Recent studies show that wildlife rangers face serious risks similar to what soldiers face in combat: attack, injury, torture and death. But unlike soldiers, they lack the equipment and training needed to successfully challenge the poaching of Africa's iconic species. And yet African women from small, rural communities in South Africa and Zimbabwe are taking up the challenge and making a difference in the fight against poaching.

Many of the women who are recruited to join all-female anti-poaching units don't initially sign up for ranger training simply because of their love for wildlife. The desire to protect Africa's endangered animals comes later when they've learned the importance of preserving these creatures for future generations.

In the beginning, becoming a ranger is a means to an end; a ticket out of poverty. Yet, that is perhaps why the establishment of all-female units in Africa has proven so successful.

Because these women come from communities riddled with unemployment and lack of opportunity, they understand what motivates someone to ensnare bushmeat. They know how much a rhino horn fetches on the black market and how long it will keep an entire family fed.

So these women are perhaps better placed than anyone to understand and help combat the scourge of poaching. This ability to successfully navigate competing and conflicting interests is crucial if there is any hope of changing their communities' minds about the importance of conservation.

“Local people have a vested interest in where they come from, where they live,” says Damien Mander, former special forces soldier and founder of Zimbabwe's all-female anti-poaching unit, Akashinga which means Brave Ones in Shona.

Akashinga Zimbabwe Female Anti Poaching Unit Matriarch

Akashinga reporting for duty in Zimbabwe

(Image: Matriarch Africa)

Take members of South Africa's all-female anti-poaching unit, the Black Mambas, for example, who come from several different communities living in and around the Greater Kruger National Park. Not only have they become a source of great pride for their chiefs and fellow villagers, but all of their dependents and extended families also benefit. And because women in developing countries invest 90% of what they earn in their families (as opposed to 35% for men), communities are slowly beginning to realise they can benefit more from conserving wildlife than decimating it.

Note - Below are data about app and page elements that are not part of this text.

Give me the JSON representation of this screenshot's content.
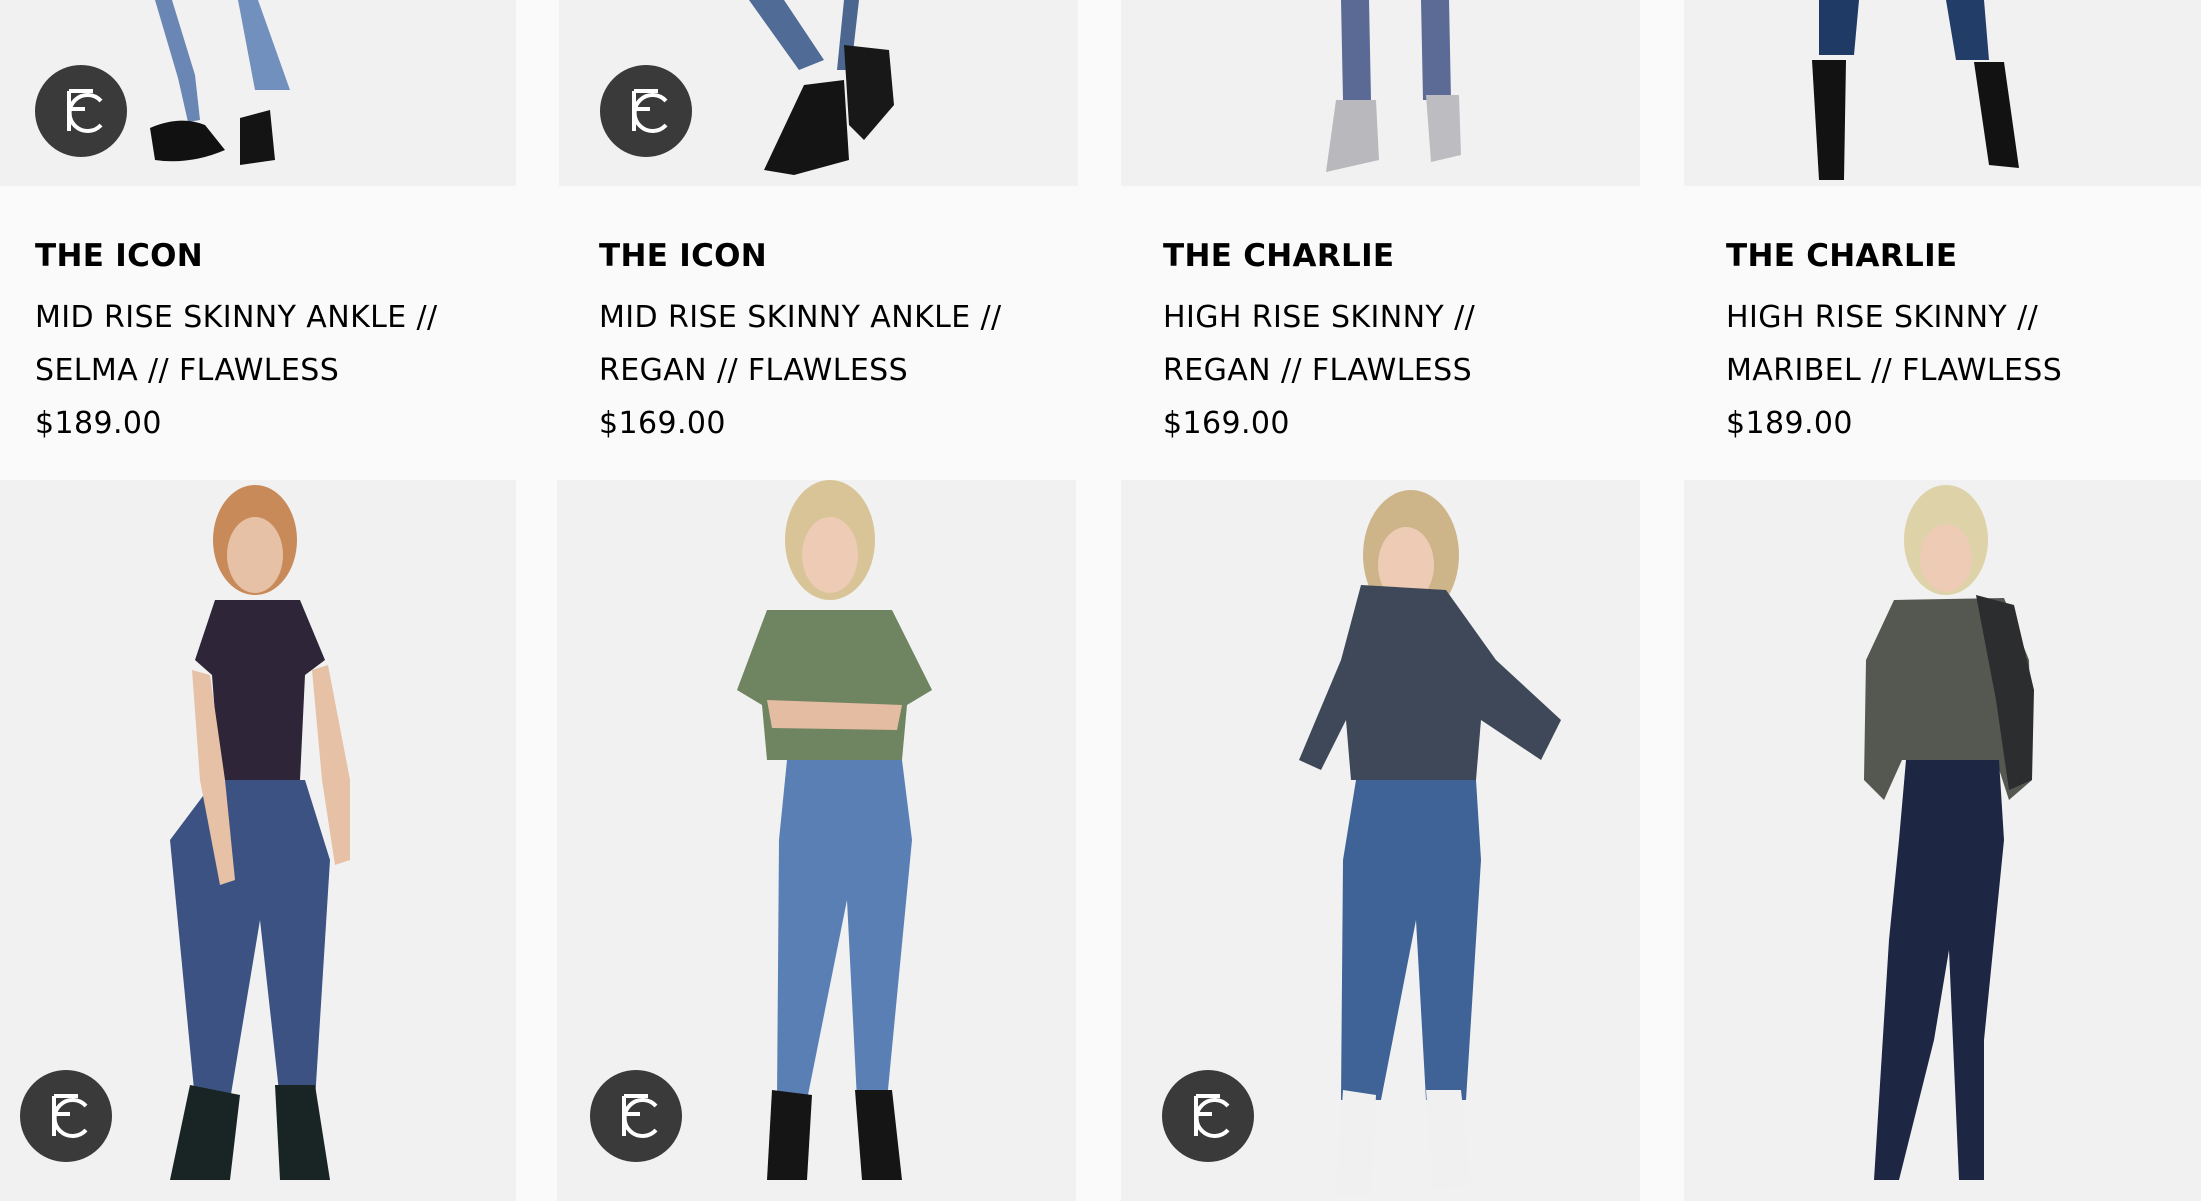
{
  "products_top": [
    {
      "name": "THE ICON",
      "line1": "MID RISE SKINNY ANKLE //",
      "line2": "SELMA // FLAWLESS",
      "price": "$189.00"
    },
    {
      "name": "THE ICON",
      "line1": "MID RISE SKINNY ANKLE //",
      "line2": "REGAN // FLAWLESS",
      "price": "$169.00"
    },
    {
      "name": "THE CHARLIE",
      "line1": "HIGH RISE SKINNY //",
      "line2": "REGAN // FLAWLESS",
      "price": "$169.00"
    },
    {
      "name": "THE CHARLIE",
      "line1": "HIGH RISE SKINNY //",
      "line2": "MARIBEL // FLAWLESS",
      "price": "$189.00"
    }
  ],
  "badge": {
    "icon": "fc-logo-badge-icon",
    "color": "#3a3a3a"
  },
  "colors": {
    "background": "#fafafa",
    "image_bg": "#f1f1f1",
    "text": "#000000"
  }
}
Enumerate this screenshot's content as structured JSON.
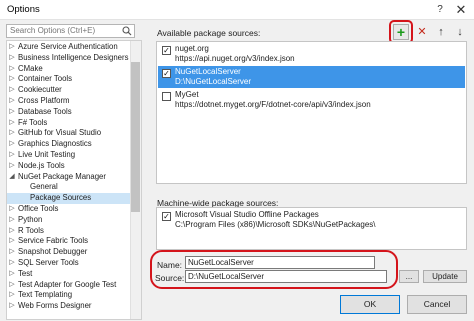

"If we don’t take care of the animals, there will be nothing left in the future as a result of poaching. I think we should conserve nature," says Siphiwe Sithole from the Black Mambas, "because nature conserves us."

Black Mambas - Kruger National Park - South Africa

South Africa's Black Mambas

(Image: Susan Scott)

But there's more to this story than just the economic and ecological success of how these women are lifting their communities out of poverty and changing the way wildlife is looked at. This is a story of how African women are changing what we see when we look at them.

Damien Mander used special forces training as a model for his anti-poaching selection programme. Over 72 hours of gruelling physical endeavours are used to evaluate the individual's ability to work as a member of a team, often in wet, cold and hungry conditions, without sleep.

Of 189 men who participated, 186 quit after one day. Of 37 women, 34 made it to the end of the three-day selection process. Only three quit. He believes this is because the women he works with are tough! Many are survivors of sexual abuse or domestic violence, others are AIDS orphans. All have braved very challenging circumstances.

“We thought we were putting [the women] through hell,” Mander says in a recent National Geographic interview. “But it turns out, they’ve already been through it.”

Zimbabwe's all-female anti-poaching unit

Zimbabwe's all-female anti-poaching unit is called Akashinga, the Brave Ones. And they are.

August is Women's Month and the 9th of August is Women's Day in South Africa. We take this opportunity to salute these African women for their courage, service and bravery.


About the author


Dianne Kokkonidis was born in Johannesburg, grew up in the Transkei and spent years exploring Europe. She returned to South Africa to live on a farm in the Outeniqua Mountains when the call of Africa got too loud to ignore. She comes from a family of storytellers, so it's no surprise she's now found her way into writing about one of the oldest stories known to mankind - the lure of Africa.